By Steve Woodhouse
With little rainfall to speak of this year, several farmers in Iowa are suffering. The federal government responded last week by declaring several counties in Iowa, including Marion County, as disaster areas.
“For our operation, it's not going to help a whole lot,” Marion County Farmer Jim Petersen said. Petersen says the pond that waters his livestock have been getting low. He estimates the depth of the pond is at two feet.
“It's not a very deep pool,” Petersen said. There are farmers hauling water to care for their cattle. Petersen says he will just move his cattle closer to water.
“The livestock man is always the one to take a hit,” added Corwin Fee. Expenses associated with hauling water will not be covered by insurance.
“It's sad, it's disappointing, it's frustrating,” Fee said. Fee is selling his calves a month early. Like most farmers, there is little food or water available.
Fee estimates that 60 percent of his crops can be saved, but it depends on when the crops were planted. As the crops went in early, due to an easy winter, they will be harvested sooner.
Petersen also says his corn fields are unlikely to offer much yield. This is not the worst Petersen has seen, though. He says the 1977 drought was worse.
“It's been such a crazy year,” Petersen said.
“At this point, you're hoping to break even,” Fee said.
On Aug. 2, Secretary of Agriculture Tom Vilsack allowed farmers in affected counties to allow haying and grazing on land in the Conservation Reserve Program.
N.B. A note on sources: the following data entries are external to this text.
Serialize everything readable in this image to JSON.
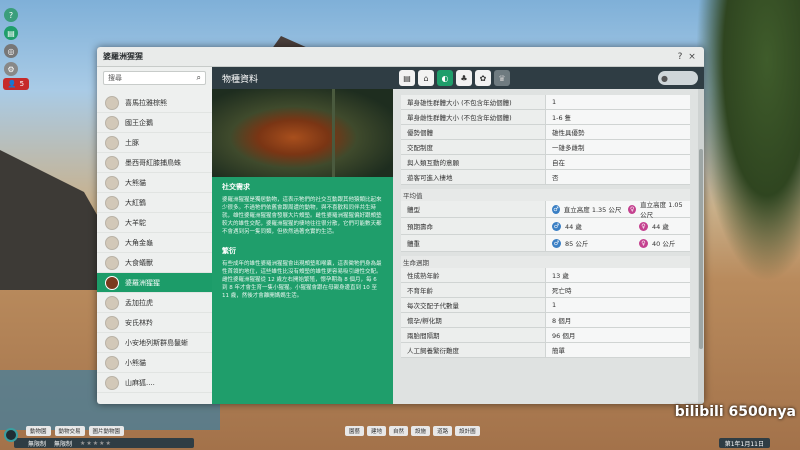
{
  "window": {
    "title": "婆羅洲猩猩",
    "help": "?",
    "close": "×"
  },
  "search": {
    "placeholder": "搜尋"
  },
  "species": [
    {
      "label": "喜馬拉雅棕熊"
    },
    {
      "label": "國王企鵝"
    },
    {
      "label": "土豚"
    },
    {
      "label": "墨西哥紅膝捕鳥蛛"
    },
    {
      "label": "大熊貓"
    },
    {
      "label": "大紅鶴"
    },
    {
      "label": "大羊駝"
    },
    {
      "label": "大角金龜"
    },
    {
      "label": "大食蟻獸"
    },
    {
      "label": "婆羅洲猩猩",
      "selected": true
    },
    {
      "label": "孟加拉虎"
    },
    {
      "label": "安氏林羚"
    },
    {
      "label": "小安地列斯群島鬣蜥"
    },
    {
      "label": "小熊貓"
    },
    {
      "label": "山麻狐...."
    }
  ],
  "info_panel": {
    "header": "物種資料",
    "social": {
      "title": "社交需求",
      "text": "婆羅洲猩猩是獨居動物，這表示牠們的社交互動跟其他猿類比起來少很多。不過牠們依舊會跟周遭的動物，與不喜歡和同伴共生時就，雄性婆羅洲猩猩會發展大片頰墊。雌性婆羅洲猩猩偏好跟頰墊較大的雄性交配，婆羅洲猩猩的棲地往往很分散，它們可能數天都不會遇到另一隻同類，但依然過著充實的生活。"
    },
    "breeding": {
      "title": "繁衍",
      "text": "有些成年的雄性婆羅洲猩猩會出現頰墊和喉囊，這表徵牠們身為最性首領的地位，這些雄性比沒有頰墊的雄性更容易吸引雌性交配。雌性婆羅洲猩猩從 12 歲左右開始繁殖，懷孕期為 8 個月，每 6 到 8 年才會生育一隻小猩猩。小猩猩會跟在母親身邊直到 10 至 11 歲，然後才會離開媽媽生活。"
    }
  },
  "tabs": [
    {
      "icon": "document-icon"
    },
    {
      "icon": "habitat-icon"
    },
    {
      "icon": "food-icon",
      "active": true
    },
    {
      "icon": "enrichment-icon"
    },
    {
      "icon": "paw-icon"
    },
    {
      "icon": "trophy-icon",
      "disabled": true
    }
  ],
  "details": {
    "social_rows": [
      {
        "k": "單身雄性群體大小 (不包含年幼個體)",
        "v": "1"
      },
      {
        "k": "單身雌性群體大小 (不包含年幼個體)",
        "v": "1-6 隻"
      },
      {
        "k": "優勢個體",
        "v": "雄性具優勢"
      },
      {
        "k": "交配制度",
        "v": "一雄多雌制"
      },
      {
        "k": "與人類互動的意願",
        "v": "自在"
      },
      {
        "k": "遊客可進入棲地",
        "v": "否"
      }
    ],
    "average": {
      "title": "平均值",
      "rows": [
        {
          "k": "體型",
          "male": "直立高度 1.35 公尺",
          "female": "直立高度 1.05 公尺"
        },
        {
          "k": "預期壽命",
          "male": "44 歲",
          "female": "44 歲"
        },
        {
          "k": "體重",
          "male": "85 公斤",
          "female": "40 公斤"
        }
      ]
    },
    "lifecycle": {
      "title": "生命週期",
      "rows": [
        {
          "k": "性成熟年齡",
          "v": "13 歲"
        },
        {
          "k": "不育年齡",
          "v": "死亡時"
        },
        {
          "k": "每次交配子代數量",
          "v": "1"
        },
        {
          "k": "懷孕/孵化期",
          "v": "8 個月"
        },
        {
          "k": "兩胎間隔期",
          "v": "96 個月"
        },
        {
          "k": "人工飼養繁衍難度",
          "v": "簡單"
        }
      ]
    }
  },
  "bottom": {
    "buttons": [
      "動物園",
      "動物交易",
      "圖片動物園"
    ],
    "status1": "無限制",
    "status2": "無限制",
    "stars": "★★★★★",
    "tools": [
      "園藝",
      "建地",
      "自然",
      "設施",
      "道路",
      "設計圖"
    ],
    "date": "第1年1月11日",
    "watermark": "bilibili 6500nya"
  },
  "colors": {
    "accent": "#1f9e6b",
    "header": "#2f3d44",
    "male": "#3a7fc4",
    "female": "#c4418f"
  }
}
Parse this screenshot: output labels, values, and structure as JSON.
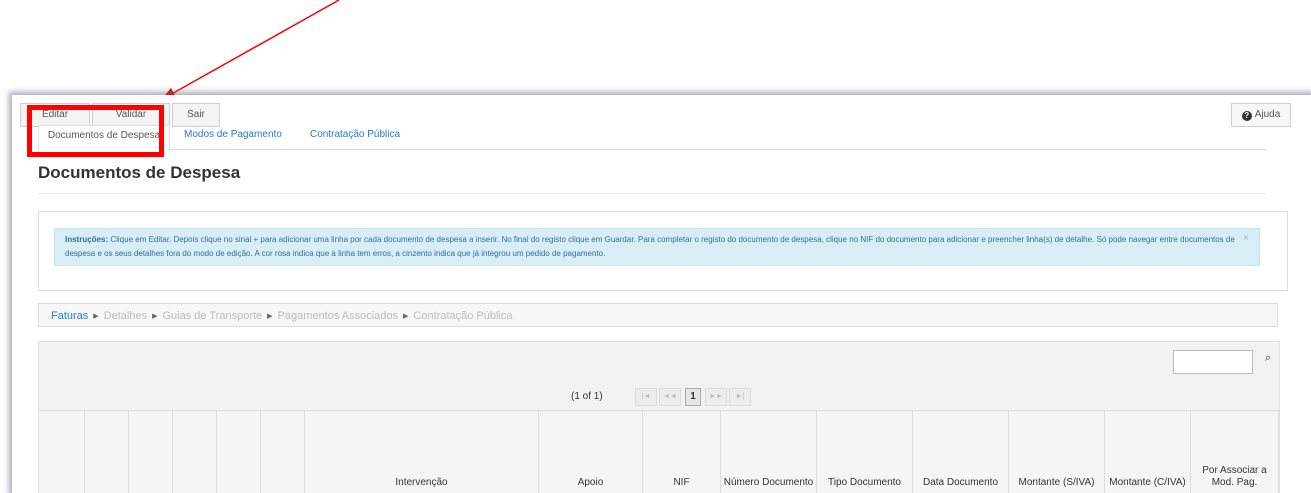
{
  "toolbar": {
    "b1": "Editar",
    "b2": "Validar",
    "b3": "Sair",
    "help": "Ajuda"
  },
  "tabs": [
    "Documentos de Despesa",
    "Modos de Pagamento",
    "Contratação Pública"
  ],
  "page_title": "Documentos de Despesa",
  "instructions": {
    "label": "Instruções:",
    "text": " Clique em Editar. Depois clique no sinal + para adicionar uma linha por cada documento de despesa a inserir. No final do registo clique em Guardar. Para completar o registo do documento de despesa, clique no NIF do documento para adicionar e preencher linha(s) de detalhe. Só pode navegar entre documentos de despesa e os seus detalhes fora do modo de edição. A cor rosa indica que a linha tem erros, a cinzento indica que já integrou um pedido de pagamento.",
    "close": "×"
  },
  "breadcrumb": [
    "Faturas",
    "Detalhes",
    "Guias de Transporte",
    "Pagamentos Associados",
    "Contratação Pública"
  ],
  "pager": {
    "label": "(1 of 1)",
    "first": "|◄",
    "prev": "◄◄",
    "page": "1",
    "next": "►►",
    "last": "►|"
  },
  "table": {
    "columns": [
      "",
      "",
      "",
      "",
      "",
      "",
      "Intervenção",
      "Apoio",
      "NIF",
      "Número Documento",
      "Tipo Documento",
      "Data Documento",
      "Montante (S/IVA)",
      "Montante (C/IVA)",
      "Por Associar a Mod. Pag."
    ]
  },
  "colors": {
    "link": "#2a7bbf",
    "annotation": "#ff0000",
    "alert_bg": "#d9edf7"
  }
}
This opened up 3.8 million acres of land for these purposes.
“That's not usually good stuff,” Fee said of the quality of the hay and pasture included in the CRP. “It's weedy.” The food available on these lands also has low protein and little nutrition. Most livestock producers will still need to purchase protein or feed.
Vilsack also announced that crop insurance companies have allowed a grace period for farmers' premiums, due to the drought. The companies have also been asked to waive interest on these payments through Nov. 1.
In all, the United States Department of Agriculture has designated 1,584 counties – 1,452 due to drought – as federal disaster areas in the 2012 crop year. All qualified farm operators are eligible for emergency loans.
With increasing costs, Fee and Petersen believe some farms may be lost. Effects of the difficult year for farmers will be felt in the ethanol, food and other industries. This year has also made planning for next year a greater challenge for farmers.
“Any management decision you make can cause you to doubt yourself,” Fee said.
Angie Vos with the Marion County Farm Services Agency, said more programs may be forthcoming. She believes the haying and grazing will have the biggest impact of programs allowed by USDA thus far.
Petersen and Fee are confident they will stay in the farming business.
“You have to have faith that God is in control,” Petersen said.